───── GIVEN RECORDS

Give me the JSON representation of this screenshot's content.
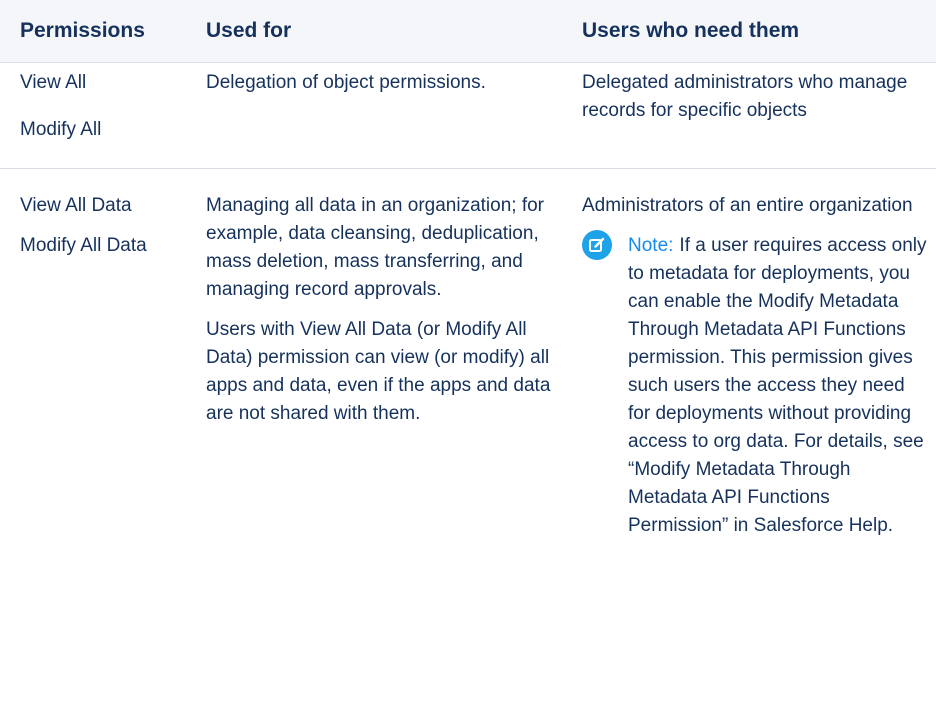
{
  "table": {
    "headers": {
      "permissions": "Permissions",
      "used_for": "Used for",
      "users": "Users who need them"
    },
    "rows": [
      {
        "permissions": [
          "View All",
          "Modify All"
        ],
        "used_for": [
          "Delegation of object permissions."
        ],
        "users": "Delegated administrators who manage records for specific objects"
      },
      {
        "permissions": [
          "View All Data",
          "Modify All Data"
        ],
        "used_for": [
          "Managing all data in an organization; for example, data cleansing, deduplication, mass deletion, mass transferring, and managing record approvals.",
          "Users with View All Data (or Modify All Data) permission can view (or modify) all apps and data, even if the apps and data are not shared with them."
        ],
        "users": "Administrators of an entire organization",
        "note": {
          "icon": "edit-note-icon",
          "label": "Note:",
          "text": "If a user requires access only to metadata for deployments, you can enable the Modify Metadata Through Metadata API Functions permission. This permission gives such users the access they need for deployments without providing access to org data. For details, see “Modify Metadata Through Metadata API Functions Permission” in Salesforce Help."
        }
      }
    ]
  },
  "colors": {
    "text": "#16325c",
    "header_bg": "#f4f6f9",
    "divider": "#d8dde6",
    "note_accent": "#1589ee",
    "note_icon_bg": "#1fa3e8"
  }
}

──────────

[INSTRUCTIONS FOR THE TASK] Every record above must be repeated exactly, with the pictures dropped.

[RESPONSE BOX]
Give me the JSON representation of this screenshot's content.
{
  "table": {
    "headers": {
      "permissions": "Permissions",
      "used_for": "Used for",
      "users": "Users who need them"
    },
    "rows": [
      {
        "permissions": [
          "View All",
          "Modify All"
        ],
        "used_for": [
          "Delegation of object permissions."
        ],
        "users": "Delegated administrators who manage records for specific objects"
      },
      {
        "permissions": [
          "View All Data",
          "Modify All Data"
        ],
        "used_for": [
          "Managing all data in an organization; for example, data cleansing, deduplication, mass deletion, mass transferring, and managing record approvals.",
          "Users with View All Data (or Modify All Data) permission can view (or modify) all apps and data, even if the apps and data are not shared with them."
        ],
        "users": "Administrators of an entire organization",
        "note": {
          "icon": "edit-note-icon",
          "label": "Note:",
          "text": "If a user requires access only to metadata for deployments, you can enable the Modify Metadata Through Metadata API Functions permission. This permission gives such users the access they need for deployments without providing access to org data. For details, see “Modify Metadata Through Metadata API Functions Permission” in Salesforce Help."
        }
      }
    ]
  },
  "colors": {
    "text": "#16325c",
    "header_bg": "#f4f6f9",
    "divider": "#d8dde6",
    "note_accent": "#1589ee",
    "note_icon_bg": "#1fa3e8"
  }
}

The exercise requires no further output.